The main character breaks the stereotype of cyborgs, and the profit-oriented culture created in this book has lots of touchstones with modern life. Enough touchstones to make the story seem to be a commentary on some corporate value systems, but still deftly avoids getting bogged down in the usual dystopian motifs that we have seen so many times before.
It's a good read, I cannot recommend it highly enough.
The protagonist is a cyborg "Security Bot" rented out by an insurance company as a condition for getting interplanetary expeditions insured. He's hacked the governor module that keeps him following orders, and uses his freedom to download serialized dramas. He is snarky and cynical and apathetic. It has an interesting unreliable narrator...the narrator is actively trying to deny certain things about himself, sees himself as more robot then he probably really is. There are hints he probably looks very different to others then the image we get from his internal monologue. On the surface this is a fun goofy book with a funny narrator. If you stop and think about it there is a certain amount of fridge horror and poignancy. The main character is actually one of the more alien minds in sci fi, but doesn't seem that way because we see through his eyes.

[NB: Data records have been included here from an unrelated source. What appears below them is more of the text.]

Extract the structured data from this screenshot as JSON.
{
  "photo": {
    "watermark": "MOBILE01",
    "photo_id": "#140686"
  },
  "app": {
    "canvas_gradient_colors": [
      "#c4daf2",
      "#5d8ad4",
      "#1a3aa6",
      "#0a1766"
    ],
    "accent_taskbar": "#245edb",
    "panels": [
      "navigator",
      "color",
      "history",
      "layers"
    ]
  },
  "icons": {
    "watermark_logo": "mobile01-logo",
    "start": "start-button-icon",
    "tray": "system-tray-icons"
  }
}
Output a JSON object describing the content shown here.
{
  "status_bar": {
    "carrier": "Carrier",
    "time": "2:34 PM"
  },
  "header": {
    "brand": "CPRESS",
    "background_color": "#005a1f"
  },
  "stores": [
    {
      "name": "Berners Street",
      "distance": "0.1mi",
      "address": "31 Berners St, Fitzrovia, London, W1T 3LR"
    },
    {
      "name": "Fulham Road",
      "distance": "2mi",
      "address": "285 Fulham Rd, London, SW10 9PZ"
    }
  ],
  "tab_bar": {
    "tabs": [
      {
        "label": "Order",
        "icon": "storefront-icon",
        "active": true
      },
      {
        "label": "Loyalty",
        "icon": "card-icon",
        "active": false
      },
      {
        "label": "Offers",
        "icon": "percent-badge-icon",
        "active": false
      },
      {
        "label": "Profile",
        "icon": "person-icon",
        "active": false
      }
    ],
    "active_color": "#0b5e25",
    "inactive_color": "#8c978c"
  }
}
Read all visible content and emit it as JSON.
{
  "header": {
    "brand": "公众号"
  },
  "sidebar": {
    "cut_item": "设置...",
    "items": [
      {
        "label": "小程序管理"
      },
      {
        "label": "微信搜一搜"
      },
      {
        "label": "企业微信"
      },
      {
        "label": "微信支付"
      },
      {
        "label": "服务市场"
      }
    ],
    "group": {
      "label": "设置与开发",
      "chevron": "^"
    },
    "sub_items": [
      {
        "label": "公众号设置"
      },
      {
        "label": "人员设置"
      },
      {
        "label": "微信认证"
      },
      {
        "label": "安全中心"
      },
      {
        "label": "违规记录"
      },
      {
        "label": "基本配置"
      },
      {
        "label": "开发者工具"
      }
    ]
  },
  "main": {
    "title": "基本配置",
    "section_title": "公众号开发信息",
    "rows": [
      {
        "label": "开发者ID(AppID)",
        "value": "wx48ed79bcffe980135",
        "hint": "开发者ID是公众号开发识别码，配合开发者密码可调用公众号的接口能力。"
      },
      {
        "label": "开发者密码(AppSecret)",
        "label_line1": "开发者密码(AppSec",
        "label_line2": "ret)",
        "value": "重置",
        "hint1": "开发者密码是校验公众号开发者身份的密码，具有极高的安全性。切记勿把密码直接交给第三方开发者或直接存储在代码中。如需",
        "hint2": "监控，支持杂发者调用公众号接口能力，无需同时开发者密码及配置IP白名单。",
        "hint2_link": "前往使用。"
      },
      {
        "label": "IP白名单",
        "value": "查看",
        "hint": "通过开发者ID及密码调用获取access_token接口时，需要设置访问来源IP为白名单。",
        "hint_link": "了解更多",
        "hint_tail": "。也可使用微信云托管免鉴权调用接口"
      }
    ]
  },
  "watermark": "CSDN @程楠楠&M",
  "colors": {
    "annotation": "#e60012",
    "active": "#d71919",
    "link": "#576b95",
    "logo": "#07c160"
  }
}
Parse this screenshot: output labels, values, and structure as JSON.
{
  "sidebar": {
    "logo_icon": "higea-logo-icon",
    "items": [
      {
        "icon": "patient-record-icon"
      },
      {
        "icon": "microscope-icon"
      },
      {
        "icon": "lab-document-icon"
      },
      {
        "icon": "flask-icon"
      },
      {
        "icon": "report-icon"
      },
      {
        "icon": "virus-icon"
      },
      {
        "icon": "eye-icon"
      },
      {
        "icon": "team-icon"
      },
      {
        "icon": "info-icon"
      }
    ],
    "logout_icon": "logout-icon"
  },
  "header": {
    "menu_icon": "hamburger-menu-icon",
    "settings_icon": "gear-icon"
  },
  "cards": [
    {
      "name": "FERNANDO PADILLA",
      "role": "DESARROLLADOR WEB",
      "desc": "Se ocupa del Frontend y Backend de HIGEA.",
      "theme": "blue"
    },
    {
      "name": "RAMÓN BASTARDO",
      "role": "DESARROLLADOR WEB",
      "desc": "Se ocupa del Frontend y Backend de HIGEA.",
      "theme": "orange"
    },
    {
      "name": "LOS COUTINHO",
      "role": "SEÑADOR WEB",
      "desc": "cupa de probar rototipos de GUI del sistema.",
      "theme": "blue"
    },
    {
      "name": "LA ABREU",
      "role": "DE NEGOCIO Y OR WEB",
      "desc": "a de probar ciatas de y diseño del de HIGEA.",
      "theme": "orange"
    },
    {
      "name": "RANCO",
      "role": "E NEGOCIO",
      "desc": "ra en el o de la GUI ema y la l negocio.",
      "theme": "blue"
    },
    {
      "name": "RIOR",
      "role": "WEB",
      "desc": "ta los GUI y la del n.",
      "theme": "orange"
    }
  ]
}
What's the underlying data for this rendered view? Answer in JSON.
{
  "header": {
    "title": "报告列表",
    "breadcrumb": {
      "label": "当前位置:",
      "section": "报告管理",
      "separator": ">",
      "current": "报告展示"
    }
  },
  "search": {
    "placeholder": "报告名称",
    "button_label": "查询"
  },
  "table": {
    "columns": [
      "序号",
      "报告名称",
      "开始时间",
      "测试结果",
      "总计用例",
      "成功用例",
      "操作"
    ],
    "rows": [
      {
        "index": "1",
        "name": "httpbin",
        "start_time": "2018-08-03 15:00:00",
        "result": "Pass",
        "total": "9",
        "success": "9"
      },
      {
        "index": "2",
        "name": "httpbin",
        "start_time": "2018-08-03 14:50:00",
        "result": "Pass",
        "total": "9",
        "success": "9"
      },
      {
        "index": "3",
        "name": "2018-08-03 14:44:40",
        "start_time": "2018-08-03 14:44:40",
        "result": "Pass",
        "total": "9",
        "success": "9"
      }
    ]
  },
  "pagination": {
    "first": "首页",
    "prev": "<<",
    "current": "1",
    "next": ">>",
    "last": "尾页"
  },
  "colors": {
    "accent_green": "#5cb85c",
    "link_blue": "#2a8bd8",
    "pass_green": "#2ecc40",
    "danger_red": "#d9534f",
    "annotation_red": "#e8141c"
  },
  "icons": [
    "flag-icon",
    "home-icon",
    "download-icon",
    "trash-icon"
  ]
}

It's novella length, so in that sense it's a short read- but it is so dense with details that it makes most full-length novels feel trifling.
The protagonist is a security 'bot- a mix of human organic material and mechanical systems. It is aware, though, and able to tweak its own and other systems to its benefit, and to help others... when it wants to.
I thought its thought processes and decision-making felt very authentic. Some reviewers have said it felt mle to them; to me it felt female, so that's an interesting thought experiment in itself!
While it cares about doing a good job, it is not exactly dedicated to this; it has a solid grasp of its own self-interest (including having off-time in which to watch galactic soap operas), and keeps that in mind even when being mostly altruistic. This may be the most INTJ protagonist ever!
I loved the book, and hope Wells writes more in this world!